“Mom, I want that!” “Dad, can I have this, please?” You know this sounds familiar… even if you don’t have children yourself! How about starting the New Year out by teaching your children the value of a dollar and that it doesn’t magically appear in your wallet?
According to Forbes, children form money habits around the age of seven. You can begin simple teaching moments as early as age three.
Look for those teachable moments. You will find them everywhere! Just ask a simple question while driving or shopping for groceries. Whatever you may be doing, include them.
- While at the bank, explain you are making a deposit into your account so you may pay for the necessities in life; mortgage/rent, food, clothing. Then touch on the topic of saving for a rainy day, repair, vacation, or a new car. Feel free to make the examples appropriate to their age level, maybe save for a toy, video game system or clothing.
- While grocery shopping, explain the difference between a want and a need. You need milk, but you want candy. Discuss buying in bulk because it’s cheaper to buy more of an item than it is to buy one or two individually wrapped items. This is where you can use the “unit price” on the price tags to explain better deals, too! Also, when you look at generic items, explain that the generic tastes the same and it is cheaper. You can also mention coupons, savings from looking in advertisements and comparison shopping at this time.
- When buying a gift for a relative, explain that you have money set aside for “giving” in order to purchase items for birthdays. Explain that giving can also be charitable, such as Angel Tree donations, giving to church, donating money to local causes or buying Girl Scout cookies.
Family Fun (or game) night – Incorporate games into learning about money! Play board games like Monopoly, give them scenarios (like the Game of Life) where they must pick an affordable home, car and create a budget, or look online for other fun ways to teach finance. Ask if their school participates in Junior Achievement.

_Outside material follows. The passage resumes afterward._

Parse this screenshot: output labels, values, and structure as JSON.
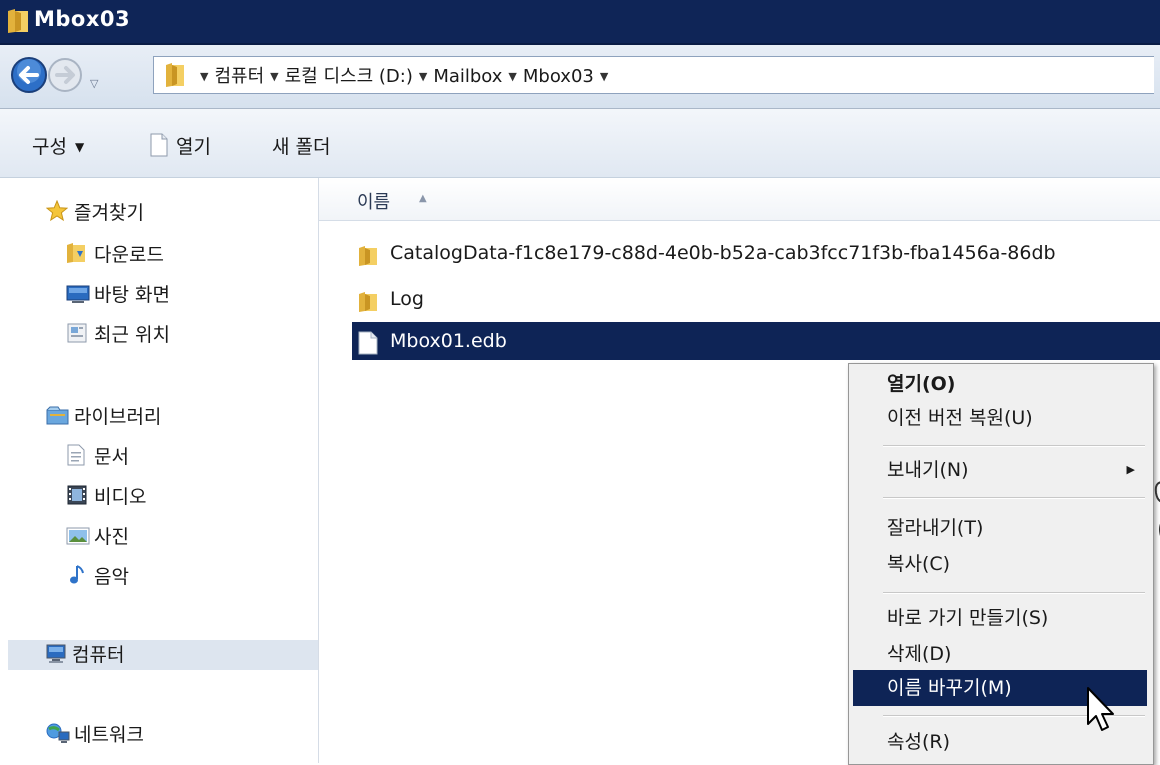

- If you find yourself needing to buy something new, but must wait until you can afford it, share the reasons with your children so they can understand that this happens. Sometimes we have to wait to buy something we want until we have enough in savings. This is a great time to talk about goal setting. Think about making jars with categories like “Spend, Save and Give.” From the money they receive, advise them that they need to separate it into these three categories. It also helps to write down their goals, so create an area for the jars, the written goals, maybe a chore chart, calculators, etc.
- During back to school shopping, talk about buying generic folders over ones that have cartoon characters or pretty rainbows. You know they will only be used for one year and then they are ripped and torn. Consider telling them they have a budget of so much money to spend on the items they need, if there is any left, they can have it for their savings. This may make them more aware of what they spend, but if it doesn’t, explain that is less they will have for their jar or the item on their goal card.
- Seasonal ideas: When it’s time to shop for Halloween outfits, consider making them yourself and have your kids help! Pinterest.com and other online searches will make this an easier task! Start buying seasonal items after the season at discounted prices. Valentine’s Day cards, Christmas cards, gifts for teachers, back to school supplies, Halloween treat bags, accessories, or decorations, Christmas wrapping paper, etc.
Once you explain some of the fundamentals of money, let’s consider allowance versus pay. As long as it’s in your budget to do this, would you rather give a $10 a week allowance just because or a $5 pay based on their contributions around the home? If you haven’t discussed this yet, now is the time.
Children can “earn” money based on the amount of work (chores) they do. Consider making a “chore chart” to have a set earnings base for certain items. You can download an editable pdf Chore Chart from Apprisen. Fill in the mandatory (unpaid) and paid chores you want your child to accomplish such as: make your bed, set or clean off the table, take out the trash, feed pets, etc. and assign a monetary amount to each. This chart has “fines” that you can write in as well. A great example may be not listening the first time, talking back, or maybe something that drives you crazy that you are trying to encourage them to improve on (like not using a napkin). Incorporating fines shows that, as adults, we may have to pay a fine for speeding or parking in the wrong spot, so this teaches them that they must follow the rules (laws).
Establish a “pay day” for your children to help them understand that we have to wait one week or two weeks for our pay, so they must wait, too. Use pay day as a way for more teachable moments, such as adding up their pay, subtracting the fines and counting how much money they get in bills and coins.
Once they are a little older and understand waiting to buy an item, the value of a dollar, and having goals, introduce a savings account and talk about interest. Then they can start thinking about long term goals. This can be anything from saving for a big ticket item, vehicle and college. Forbes advises to have the college talk around ninth grade, discuss how much each school may cost, your budget, seek out financial assistance (financial aid, scholarships, grants, loans) and help them understand where they may apply based on realistic expectations.
Around the age of 16-18, start explaining credit cards. Explain that the balance should be paid in full at the end of every month (or by the due date) so you do not pay interest.
Practicing what you preach is the biggest thing! When it comes to everyday living and habits, your children watch what you do from a very early age.
Download a Chore Chart
Are you looking for a way to keep track of your child’s chores and allowance while also teaching them about responsibility and money?
Download an editable and printable Chore Chart for your child.